Nope. From all I've heard, it's a total loss. Granted, it's possible a lot of the bad press is just because of the arrogance of trying to remake a movie like that! I vaguely recall seeing a clip or two that just hurt to watch, though.

Try Wonder Woman instead!

Matthew
Matthew Amt is offline  
Old January 12th, 2018, 11:09 AM   #9
Archivist
 
Joined: Apr 2012
From: Iowa, USA
Posts: 223

Quote:
Originally Posted by Matthew Amt View Post
Nope. From all I've heard, it's a total loss. Granted, it's possible a lot of the bad press is just because of the arrogance of trying to remake a movie like that! I vaguely recall seeing a clip or two that just hurt to watch, though.

Try Wonder Woman instead!

Matthew
Check out Much better than the Heston race. In my opinion.
dvch is offline  
Old January 12th, 2018, 02:18 PM   #10
Lecturer
 
Joined: Oct 2015
From: Virginia
Posts: 458

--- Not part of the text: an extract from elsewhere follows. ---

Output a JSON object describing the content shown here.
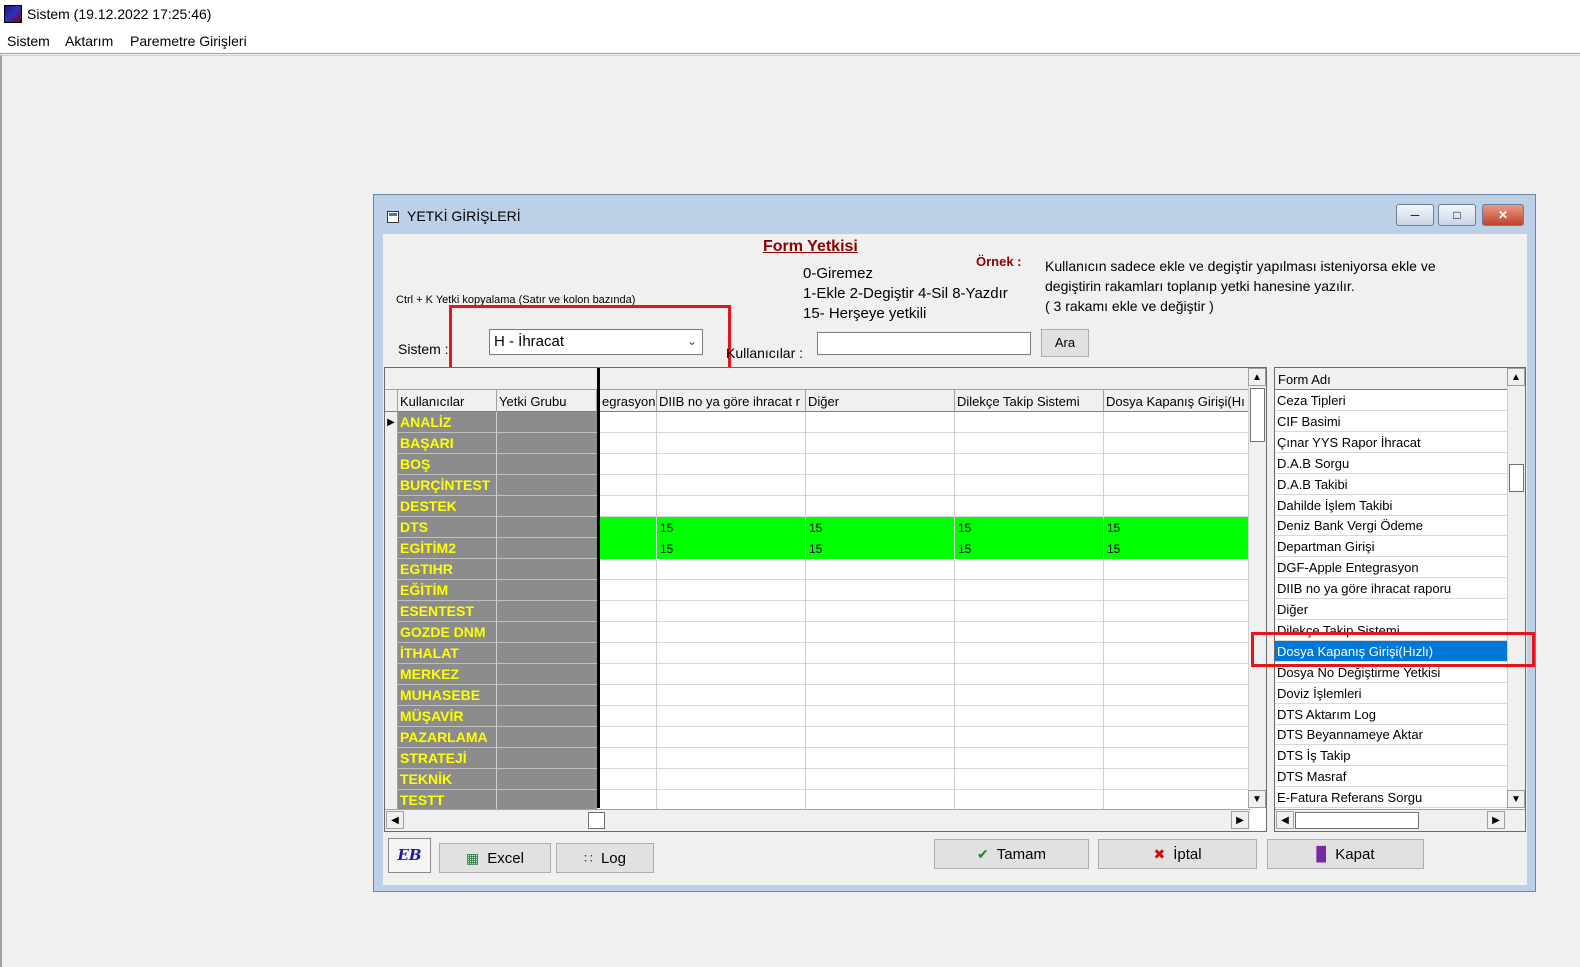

Several horses and (supposedly) a stuntman were killed in filming the 1925 chariot race. Clark Gable, Carol Lombard, John Gilbert, John and Lionel Barrymore, Joan Crawford, Gary Cooper and Myrna Loy (anybody know who they were?) are said to have been uncredited extras.

Last edited by Dentatus; January 12th, 2018 at 02:38 PM.
Dentatus is offline  
Reply

  Historum > World History Forum > Ancient History

Tags
chariot, dangerous, races, roman, romans



Thread Tools
Display Modes


Similar Threads
Thread Thread Starter Forum Replies Last Post
The internet has made the world a more dangerous place Naomasa298 Philosophy, Political Science, and Sociology 26 September 25th, 2016 07:59 PM
Decline and Fall of the War Chariot DIVUS IVLIVS Ancient History 44 January 20th, 2014 08:51 AM
Chariot tactics in the Isles okamido Ancient History 3 May 6th, 2012 01:13 PM
The Chariot CelticBard Ancient History 25 September 30th, 2007 10:24 PM

Copyright © 2006-2013 Historum. All rights reserved.